She ate the soup and placed the bowl in the sink, then stepped out onto the back porch. Her fingers wrapped around the porcelain teacup as she raised it to her lips. A chill autumn wind cut through her sweater, and she shivered. Long shadows stretched across the yard to the forest beyond.

She’d procrastinated long enough. Time to finishing the packing. Turning on her heel, she gasped when a flicker of movement caught her eye. She swung back around. Surely she’d seen…

A man in a blue tunic ran across the yard. His face wore a teasing grin as he looked down at the blonde girl with the pointed chin at his side. Hand in hand, they disappeared into the woods.

Amy backed through the kitchen door and slowly closed it. Her hand shook as she picked up her cell phone and pushed a button. Closing her eyes, she breathed deeply and waited for her dad to answer.

“Hi, honey, how’s the packing going?”

“Dad,” her voice quavered, and she made an effort to steady it. “I think we should keep Aunt Margaret’s house.”

He was silent for a long moment before a warm chuckle rolled into her ear. “I was wondering how long it would be before you made that decision. Can I ask what changed your mind?”

She glanced toward the empty hallway. “Let’s just say some keepsakes can’t be packed away in a box.”

For our November Give-a-way, I'm giving a PDF copy of my first book, Victim of Desire, to a random commenter. It isn't a ghost story, but it does have it's shivery moments! If you're new to our blog, please leave your email address with your comment so I can contact the winner. Good luck!

For blurbs and info on where to buy Victim of Desire and my other books, please check out my website at


Margaret Tanner said...

My Goodness Jannine, that was a fabulous story. I really enjoyed it and ghosts really aren't my thing usually.



Colleen Connally said...

When you sit down to write your next new book, I believe you should give paranormal a shot. Nothing like a good ghost story! Loved it!

Brenda Whiteside said...

Great post, Jannine.

Alison Henderson said...

Count me among the eager readers who couldn't wait for the rest of this story, and you didn't disappoint! Thanks, Jannine.

Caroline Clemmons said...

You're a fabulous storyteller, Janine. Keep them coming!

Barbara Edwards said...

Great finish. loved the story.

Alyson Reuben said...
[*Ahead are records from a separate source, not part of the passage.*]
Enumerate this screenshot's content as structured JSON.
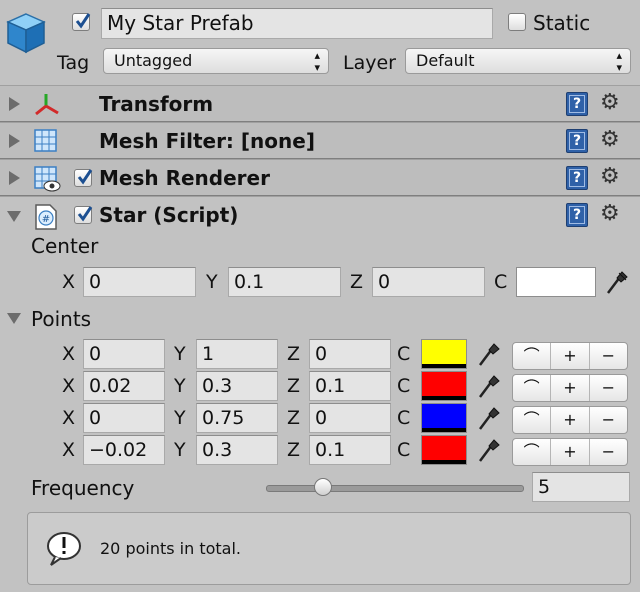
{
  "object": {
    "name": "My Star Prefab",
    "active": true,
    "static_label": "Static",
    "static_checked": false,
    "tag_label": "Tag",
    "tag_value": "Untagged",
    "layer_label": "Layer",
    "layer_value": "Default"
  },
  "components": [
    {
      "title": "Transform",
      "icon": "transform-axes-icon"
    },
    {
      "title": "Mesh Filter: [none]",
      "icon": "mesh-filter-icon"
    },
    {
      "title": "Mesh Renderer",
      "icon": "mesh-renderer-icon",
      "enabled": true
    },
    {
      "title": "Star (Script)",
      "icon": "csharp-script-icon",
      "enabled": true
    }
  ],
  "script": {
    "center_label": "Center",
    "center": {
      "x": "0",
      "y": "0.1",
      "z": "0",
      "color": "#ffffff"
    },
    "points_label": "Points",
    "points": [
      {
        "x": "0",
        "y": "1",
        "z": "0",
        "color": "#ffff00"
      },
      {
        "x": "0.02",
        "y": "0.3",
        "z": "0.1",
        "color": "#ff0000"
      },
      {
        "x": "0",
        "y": "0.75",
        "z": "0",
        "color": "#0000ff"
      },
      {
        "x": "−0.02",
        "y": "0.3",
        "z": "0.1",
        "color": "#ff0000"
      }
    ],
    "axis_labels": {
      "x": "X",
      "y": "Y",
      "z": "Z",
      "c": "C"
    },
    "row_buttons": [
      "⌒",
      "+",
      "−"
    ],
    "frequency_label": "Frequency",
    "frequency_value": "5",
    "frequency_fraction": 0.2,
    "help_message": "20 points in total."
  },
  "colors": {
    "header_bg": "#bdbdbd",
    "panel_bg": "#c2c2c2",
    "help_icon": "#2f61a8"
  }
}
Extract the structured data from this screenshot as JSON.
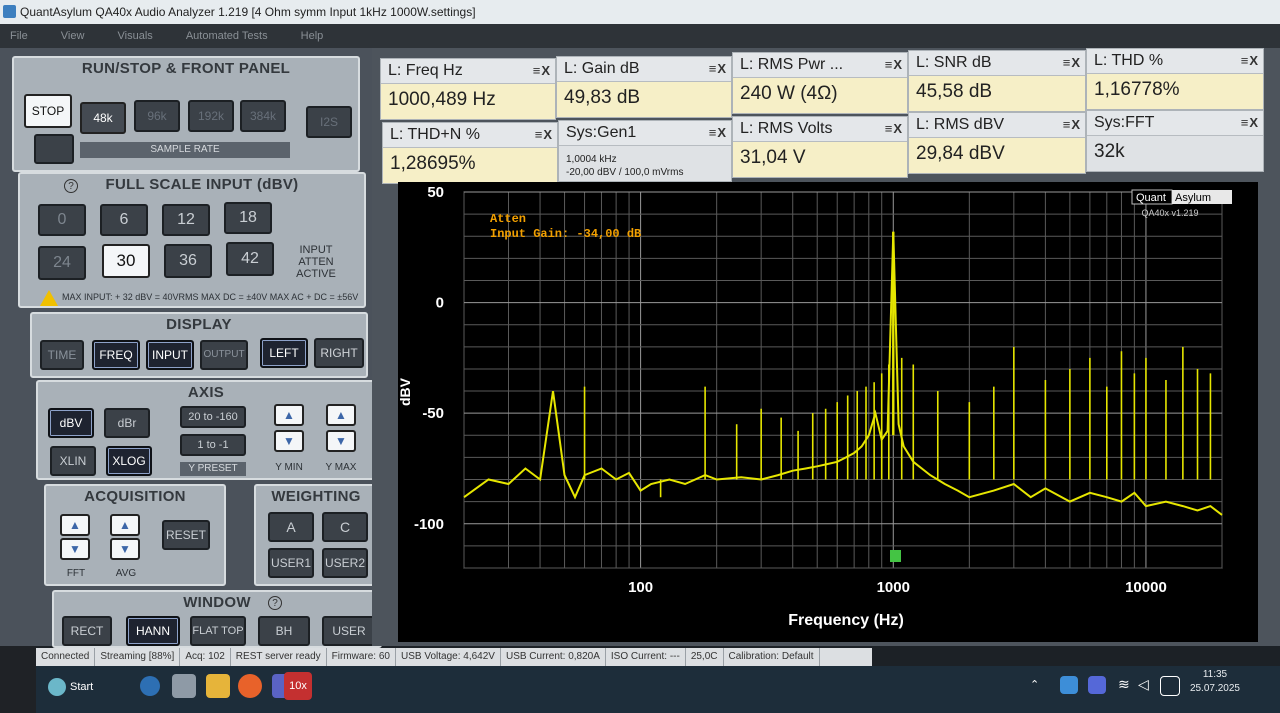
{
  "window": {
    "title": "QuantAsylum QA40x Audio Analyzer 1.219 [4 Ohm symm Input 1kHz 1000W.settings]"
  },
  "menu": [
    "File",
    "View",
    "Visuals",
    "Automated Tests",
    "Help"
  ],
  "run_stop": {
    "title": "RUN/STOP & FRONT PANEL",
    "stop_label": "STOP",
    "sample_rates": [
      "48k",
      "96k",
      "192k",
      "384k"
    ],
    "selected_rate": "48k",
    "sample_rate_label": "SAMPLE RATE",
    "i2s_label": "I2S"
  },
  "full_scale": {
    "title": "FULL SCALE INPUT (dBV)",
    "help": "?",
    "values": [
      "0",
      "6",
      "12",
      "18",
      "24",
      "30",
      "36",
      "42"
    ],
    "selected": "30",
    "atten_label": "INPUT ATTEN ACTIVE",
    "warning": "MAX INPUT: + 32 dBV = 40VRMS     MAX DC = ±40V     MAX AC + DC = ±56V"
  },
  "display": {
    "title": "DISPLAY",
    "buttons": [
      "TIME",
      "FREQ",
      "INPUT",
      "OUTPUT",
      "LEFT",
      "RIGHT"
    ]
  },
  "axis": {
    "title": "AXIS",
    "dbv": "dBV",
    "dbr": "dBr",
    "xlin": "XLIN",
    "xlog": "XLOG",
    "preset1": "20 to -160",
    "preset2": "1 to -1",
    "y_preset_label": "Y PRESET",
    "y_min_label": "Y MIN",
    "y_max_label": "Y MAX",
    "up": "▲",
    "down": "▼"
  },
  "acquisition": {
    "title": "ACQUISITION",
    "reset": "RESET",
    "fft_label": "FFT",
    "avg_label": "AVG"
  },
  "weighting": {
    "title": "WEIGHTING",
    "buttons": [
      "A",
      "C",
      "USER1",
      "USER2"
    ]
  },
  "window_fn": {
    "title": "WINDOW",
    "help": "?",
    "buttons": [
      "RECT",
      "HANN",
      "FLAT TOP",
      "BH",
      "USER"
    ]
  },
  "measurements": [
    {
      "label": "L: Freq Hz",
      "value": "1000,489 Hz"
    },
    {
      "label": "L: Gain dB",
      "value": "49,83 dB"
    },
    {
      "label": "L: RMS Pwr ...",
      "value": "240 W (4Ω)"
    },
    {
      "label": "L: SNR dB",
      "value": "45,58 dB"
    },
    {
      "label": "L: THD %",
      "value": "1,16778%"
    },
    {
      "label": "L: THD+N %",
      "value": "1,28695%"
    },
    {
      "label": "Sys:Gen1",
      "value": "1,0004 kHz",
      "value2": "-20,00 dBV  /  100,0 mVrms"
    },
    {
      "label": "L: RMS Volts",
      "value": "31,04 V"
    },
    {
      "label": "L: RMS dBV",
      "value": "29,84 dBV"
    },
    {
      "label": "Sys:FFT",
      "value": "32k"
    }
  ],
  "meas_icons": "≡X",
  "plot": {
    "annotation1": "Atten",
    "annotation2": "Input Gain: -34,00 dB",
    "logo1": "Quant",
    "logo2": "Asylum",
    "logo_version": "QA40x v1.219",
    "xlabel": "Frequency (Hz)",
    "ylabel": "dBV"
  },
  "chart_data": {
    "type": "line",
    "xlabel": "Frequency (Hz)",
    "ylabel": "dBV",
    "x_scale": "log",
    "xlim": [
      20,
      20000
    ],
    "ylim": [
      -120,
      50
    ],
    "x_ticks": [
      "100",
      "1000",
      "10000"
    ],
    "y_ticks": [
      "50",
      "0",
      "-50",
      "-100"
    ],
    "grid": true,
    "series": [
      {
        "color": "#e6e600",
        "x": [
          20,
          25,
          30,
          35,
          40,
          45,
          50,
          55,
          60,
          70,
          80,
          90,
          100,
          110,
          130,
          150,
          180,
          200,
          250,
          300,
          350,
          400,
          450,
          500,
          550,
          600,
          650,
          700,
          750,
          800,
          850,
          900,
          950,
          1000,
          1050,
          1100,
          1200,
          1400,
          1600,
          1800,
          2000,
          2500,
          3000,
          3500,
          4000,
          5000,
          6000,
          7000,
          8000,
          9000,
          10000,
          12000,
          14000,
          16000,
          18000,
          20000
        ],
        "y": [
          -88,
          -80,
          -82,
          -75,
          -80,
          -40,
          -78,
          -88,
          -78,
          -75,
          -80,
          -77,
          -85,
          -82,
          -80,
          -82,
          -78,
          -80,
          -79,
          -80,
          -78,
          -76,
          -75,
          -74,
          -73,
          -72,
          -70,
          -68,
          -65,
          -60,
          -50,
          -62,
          -58,
          32,
          -55,
          -65,
          -72,
          -78,
          -82,
          -85,
          -88,
          -85,
          -82,
          -88,
          -84,
          -90,
          -86,
          -88,
          -90,
          -86,
          -92,
          -90,
          -92,
          -94,
          -92,
          -96
        ]
      }
    ],
    "harmonics": {
      "x": [
        60,
        120,
        180,
        240,
        300,
        360,
        420,
        480,
        540,
        600,
        660,
        720,
        780,
        840,
        900,
        960,
        1080,
        1200,
        1500,
        2000,
        2500,
        3000,
        4000,
        5000,
        6000,
        7000,
        8000,
        9000,
        10000,
        12000,
        14000,
        16000,
        18000
      ],
      "y": [
        -38,
        -88,
        -38,
        -55,
        -48,
        -52,
        -58,
        -50,
        -48,
        -45,
        -42,
        -40,
        -38,
        -36,
        -32,
        -28,
        -25,
        -28,
        -40,
        -45,
        -38,
        -20,
        -35,
        -30,
        -25,
        -38,
        -22,
        -32,
        -25,
        -35,
        -20,
        -30,
        -32
      ]
    }
  },
  "status": [
    "Connected",
    "Streaming [88%]",
    "Acq: 102",
    "REST server ready",
    "Firmware: 60",
    "USB Voltage: 4,642V",
    "USB Current: 0,820A",
    "ISO Current: ---",
    "25,0C",
    "Calibration: Default"
  ],
  "taskbar": {
    "start": "Start",
    "app_label": "10x",
    "time": "11:35",
    "date": "25.07.2025"
  }
}
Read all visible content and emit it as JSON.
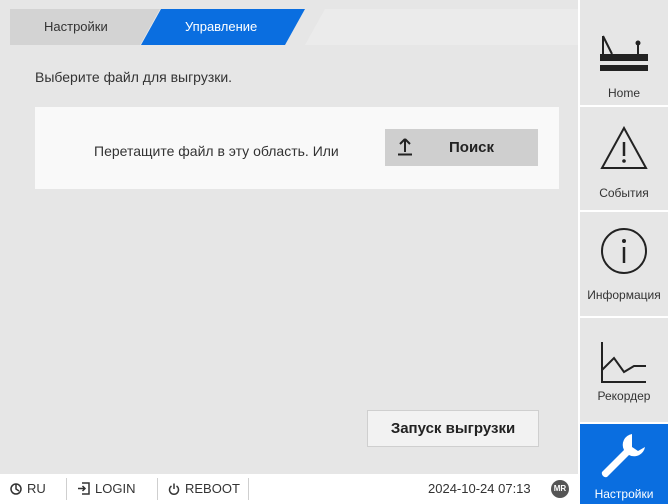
{
  "tabs": {
    "settings_label": "Настройки",
    "management_label": "Управление"
  },
  "main": {
    "instruction": "Выберите файл для выгрузки.",
    "drop_text": "Перетащите файл в эту область. Или",
    "search_label": "Поиск",
    "start_label": "Запуск выгрузки"
  },
  "sidebar": {
    "items": [
      {
        "label": "Home",
        "icon": "transformer-icon"
      },
      {
        "label": "События",
        "icon": "warning-icon"
      },
      {
        "label": "Информация",
        "icon": "info-icon"
      },
      {
        "label": "Рекордер",
        "icon": "recorder-icon"
      },
      {
        "label": "Настройки",
        "icon": "wrench-icon"
      }
    ]
  },
  "bottombar": {
    "language": "RU",
    "login": "LOGIN",
    "reboot": "REBOOT",
    "datetime": "2024-10-24 07:13",
    "badge": "MR"
  },
  "colors": {
    "accent": "#0a6ee0",
    "panel": "#e6e6e6"
  }
}
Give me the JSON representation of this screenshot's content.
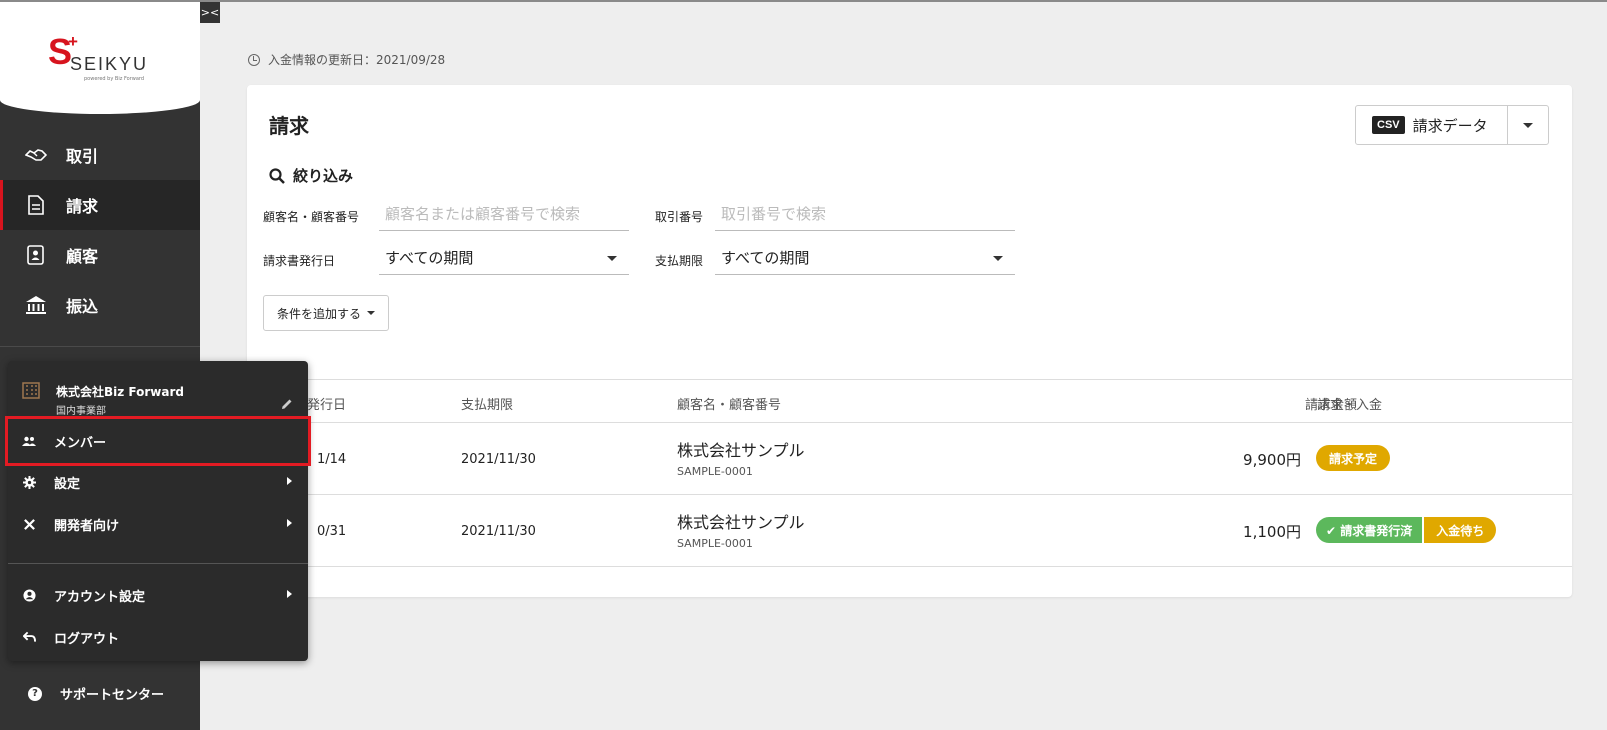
{
  "app": {
    "logo_text": "SEIKYU",
    "logo_powered": "powered by Biz Forward",
    "collapse_icon": "chevrons-icon"
  },
  "sidebar": {
    "items": [
      {
        "label": "取引",
        "icon": "handshake-icon"
      },
      {
        "label": "請求",
        "icon": "document-icon",
        "active": true
      },
      {
        "label": "顧客",
        "icon": "contact-icon"
      },
      {
        "label": "振込",
        "icon": "bank-icon"
      }
    ],
    "support_label": "サポートセンター"
  },
  "popup": {
    "org_name": "株式会社Biz Forward",
    "org_dept": "国内事業部",
    "items": [
      {
        "label": "メンバー",
        "icon": "people-icon",
        "highlighted": true
      },
      {
        "label": "設定",
        "icon": "gear-icon",
        "submenu": true
      },
      {
        "label": "開発者向け",
        "icon": "tools-icon",
        "submenu": true
      },
      {
        "label": "アカウント設定",
        "icon": "account-icon",
        "submenu": true
      },
      {
        "label": "ログアウト",
        "icon": "logout-icon"
      }
    ]
  },
  "main": {
    "updated_text": "入金情報の更新日：2021/09/28",
    "title": "請求",
    "csv_badge": "CSV",
    "csv_label": "請求データ",
    "filter_title": "絞り込み",
    "filters": {
      "customer_label": "顧客名・顧客番号",
      "customer_placeholder": "顧客名または顧客番号で検索",
      "trade_label": "取引番号",
      "trade_placeholder": "取引番号で検索",
      "issue_label": "請求書発行日",
      "issue_value": "すべての期間",
      "due_label": "支払期限",
      "due_value": "すべての期間",
      "add_condition": "条件を追加する"
    },
    "table": {
      "headers": {
        "issue": "発行日",
        "due": "支払期限",
        "customer": "顧客名・顧客番号",
        "amount": "請求金額",
        "status": "請求・入金"
      },
      "rows": [
        {
          "issue": "1/14",
          "due": "2021/11/30",
          "customer_name": "株式会社サンプル",
          "customer_no": "SAMPLE-0001",
          "amount": "9,900円",
          "status1": "請求予定"
        },
        {
          "issue": "0/31",
          "due": "2021/11/30",
          "customer_name": "株式会社サンプル",
          "customer_no": "SAMPLE-0001",
          "amount": "1,100円",
          "status1": "✔ 請求書発行済",
          "status2": "入金待ち"
        }
      ]
    }
  },
  "colors": {
    "brand_red": "#d7141e",
    "sidebar": "#333333",
    "pill_yellow": "#e0a800",
    "pill_green": "#5cb85c"
  }
}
Awesome, Jannine. I agree with the others — you're an amazing storyteller!

Jannine Gallant said...

Thanks all, for the kind words. I always wanted to write a ghost story... If I ever finish all my current projects, maybe I'll write a full length book!

Mary Ricksen said...

You are something else Jannine. A talent ready to burst into the NY publishing world. You continue to get better and better. Which is hard to believe, you're so darn good already. Good luck sweetie!

Nancy Jardine Author said...

I loved the story, Jannine. I've got one question though. Who fed the cat???

Calisa Rhose said...

Love the story, Jannine! I can't wait to read more of your writing. :)

Jannine Gallant said...

Wow, Mary, thanks! If only NY would take a look at all of us!

Nancy, LOL - I thought about the cat, honest! The neighbor or Aunt Margaret - you decide!

Mary Ricksen said...

That my friend, was awesome!

Margo Hoornstra said...


As usual, you didn't disappoint. And I agree with the NY publisher comments!

Great, great ending. Thank you.

Jannine Gallant said...

And the winner is... Alyson Reuben! Congratulations, Alyson. I hope you enjoy Victim of Desire!